(Beginning of EXERCISE INPUTS)

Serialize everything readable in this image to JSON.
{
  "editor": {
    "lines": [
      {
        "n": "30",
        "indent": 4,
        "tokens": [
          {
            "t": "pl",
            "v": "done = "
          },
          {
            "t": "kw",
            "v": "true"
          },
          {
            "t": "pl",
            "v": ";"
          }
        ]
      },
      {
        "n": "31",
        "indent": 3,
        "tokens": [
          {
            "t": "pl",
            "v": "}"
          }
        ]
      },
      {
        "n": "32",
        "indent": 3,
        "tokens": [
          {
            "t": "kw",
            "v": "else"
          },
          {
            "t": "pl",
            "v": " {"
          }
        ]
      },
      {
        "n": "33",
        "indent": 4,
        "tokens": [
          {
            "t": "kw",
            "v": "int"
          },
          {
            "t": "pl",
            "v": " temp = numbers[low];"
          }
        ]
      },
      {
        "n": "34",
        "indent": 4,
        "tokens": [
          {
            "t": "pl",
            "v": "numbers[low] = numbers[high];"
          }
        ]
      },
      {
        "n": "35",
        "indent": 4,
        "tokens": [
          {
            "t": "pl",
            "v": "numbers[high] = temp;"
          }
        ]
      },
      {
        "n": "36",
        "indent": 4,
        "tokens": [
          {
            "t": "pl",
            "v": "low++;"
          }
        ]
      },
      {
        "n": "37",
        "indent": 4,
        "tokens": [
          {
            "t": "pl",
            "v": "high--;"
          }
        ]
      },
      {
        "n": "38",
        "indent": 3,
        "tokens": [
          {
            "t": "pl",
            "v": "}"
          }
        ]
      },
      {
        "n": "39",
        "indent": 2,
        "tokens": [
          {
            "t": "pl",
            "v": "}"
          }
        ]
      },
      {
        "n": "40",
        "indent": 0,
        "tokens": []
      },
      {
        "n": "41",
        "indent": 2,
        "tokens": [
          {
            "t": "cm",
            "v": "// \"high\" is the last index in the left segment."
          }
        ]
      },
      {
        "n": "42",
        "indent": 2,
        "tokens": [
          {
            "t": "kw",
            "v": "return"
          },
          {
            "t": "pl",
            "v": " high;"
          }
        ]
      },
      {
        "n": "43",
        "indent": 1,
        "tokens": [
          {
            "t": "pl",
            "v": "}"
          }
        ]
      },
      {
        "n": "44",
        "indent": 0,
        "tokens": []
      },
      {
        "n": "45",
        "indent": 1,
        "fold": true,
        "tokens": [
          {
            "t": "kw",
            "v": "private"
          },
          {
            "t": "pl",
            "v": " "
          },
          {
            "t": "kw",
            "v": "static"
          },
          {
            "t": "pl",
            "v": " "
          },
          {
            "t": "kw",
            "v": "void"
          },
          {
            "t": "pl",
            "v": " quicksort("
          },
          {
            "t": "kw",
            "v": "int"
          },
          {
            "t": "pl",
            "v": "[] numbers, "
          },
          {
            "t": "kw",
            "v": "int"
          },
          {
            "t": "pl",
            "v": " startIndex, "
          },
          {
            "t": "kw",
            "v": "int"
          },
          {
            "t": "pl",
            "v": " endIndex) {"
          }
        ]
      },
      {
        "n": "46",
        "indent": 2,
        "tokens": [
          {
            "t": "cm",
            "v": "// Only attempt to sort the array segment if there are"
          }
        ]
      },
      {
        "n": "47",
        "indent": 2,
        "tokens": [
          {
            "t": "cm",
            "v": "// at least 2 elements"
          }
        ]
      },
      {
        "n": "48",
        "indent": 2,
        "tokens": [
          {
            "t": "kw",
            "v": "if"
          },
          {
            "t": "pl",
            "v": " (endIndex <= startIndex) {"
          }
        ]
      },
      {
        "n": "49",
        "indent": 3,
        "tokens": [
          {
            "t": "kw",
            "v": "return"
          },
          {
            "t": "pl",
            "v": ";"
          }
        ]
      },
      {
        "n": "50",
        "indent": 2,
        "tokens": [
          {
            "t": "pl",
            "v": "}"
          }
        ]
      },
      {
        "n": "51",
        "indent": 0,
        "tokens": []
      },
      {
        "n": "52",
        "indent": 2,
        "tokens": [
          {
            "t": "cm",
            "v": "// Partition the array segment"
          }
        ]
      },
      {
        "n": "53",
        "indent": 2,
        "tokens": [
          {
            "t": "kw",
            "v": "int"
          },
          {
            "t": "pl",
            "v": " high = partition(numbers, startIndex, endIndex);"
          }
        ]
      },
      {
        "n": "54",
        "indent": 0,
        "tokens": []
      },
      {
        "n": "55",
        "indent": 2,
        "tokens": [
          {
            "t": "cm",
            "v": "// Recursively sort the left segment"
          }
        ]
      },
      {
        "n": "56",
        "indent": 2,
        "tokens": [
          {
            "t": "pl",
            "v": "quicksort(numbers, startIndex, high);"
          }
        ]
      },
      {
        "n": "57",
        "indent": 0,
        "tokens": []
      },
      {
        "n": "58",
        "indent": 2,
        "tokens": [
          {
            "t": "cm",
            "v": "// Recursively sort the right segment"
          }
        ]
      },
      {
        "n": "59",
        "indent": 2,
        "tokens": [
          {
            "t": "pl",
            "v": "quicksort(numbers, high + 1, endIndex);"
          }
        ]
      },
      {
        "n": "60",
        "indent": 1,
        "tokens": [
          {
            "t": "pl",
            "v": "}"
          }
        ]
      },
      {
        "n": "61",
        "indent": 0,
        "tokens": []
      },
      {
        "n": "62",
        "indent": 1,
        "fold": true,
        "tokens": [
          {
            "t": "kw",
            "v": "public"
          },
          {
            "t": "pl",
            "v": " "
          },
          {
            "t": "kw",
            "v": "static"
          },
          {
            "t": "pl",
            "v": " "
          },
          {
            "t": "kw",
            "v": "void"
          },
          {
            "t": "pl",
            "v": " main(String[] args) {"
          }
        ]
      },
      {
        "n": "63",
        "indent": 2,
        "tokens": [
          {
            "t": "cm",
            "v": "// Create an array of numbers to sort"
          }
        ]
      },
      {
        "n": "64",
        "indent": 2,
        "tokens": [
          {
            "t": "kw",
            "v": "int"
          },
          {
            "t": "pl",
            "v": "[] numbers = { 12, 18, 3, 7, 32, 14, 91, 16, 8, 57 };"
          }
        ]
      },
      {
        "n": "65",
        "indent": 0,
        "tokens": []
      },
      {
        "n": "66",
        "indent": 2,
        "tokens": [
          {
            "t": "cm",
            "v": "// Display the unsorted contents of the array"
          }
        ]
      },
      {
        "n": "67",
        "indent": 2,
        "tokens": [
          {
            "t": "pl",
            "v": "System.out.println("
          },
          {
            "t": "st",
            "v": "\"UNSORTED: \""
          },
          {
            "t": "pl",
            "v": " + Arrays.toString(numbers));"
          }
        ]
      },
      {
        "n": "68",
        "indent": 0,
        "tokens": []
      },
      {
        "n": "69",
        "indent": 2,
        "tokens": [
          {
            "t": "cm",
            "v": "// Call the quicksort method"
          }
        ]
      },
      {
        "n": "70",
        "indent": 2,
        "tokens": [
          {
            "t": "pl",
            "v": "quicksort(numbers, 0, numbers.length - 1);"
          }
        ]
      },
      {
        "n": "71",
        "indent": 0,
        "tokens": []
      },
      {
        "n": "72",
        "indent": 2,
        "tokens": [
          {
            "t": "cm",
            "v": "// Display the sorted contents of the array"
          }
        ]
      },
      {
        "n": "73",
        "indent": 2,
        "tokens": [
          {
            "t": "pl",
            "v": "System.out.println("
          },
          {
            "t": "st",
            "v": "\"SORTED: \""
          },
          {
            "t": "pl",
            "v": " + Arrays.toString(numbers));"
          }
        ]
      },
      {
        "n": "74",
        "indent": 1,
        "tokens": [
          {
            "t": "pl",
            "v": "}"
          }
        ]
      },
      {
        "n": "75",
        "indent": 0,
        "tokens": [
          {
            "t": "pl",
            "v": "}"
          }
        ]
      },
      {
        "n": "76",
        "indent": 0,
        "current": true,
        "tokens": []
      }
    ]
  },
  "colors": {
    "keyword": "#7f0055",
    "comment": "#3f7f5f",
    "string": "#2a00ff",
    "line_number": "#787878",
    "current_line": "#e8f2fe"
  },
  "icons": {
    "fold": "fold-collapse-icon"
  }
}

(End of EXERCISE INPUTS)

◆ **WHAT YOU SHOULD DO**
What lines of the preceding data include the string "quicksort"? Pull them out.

◆ **ANSWER BOX**
            "v": " quicksort("
            "v": "quicksort(numbers, startIndex, high);"
            "v": "quicksort(numbers, high + 1, endIndex);"
            "v": "// Call the quicksort method"
            "v": "quicksort(numbers, 0, numbers.length - 1);"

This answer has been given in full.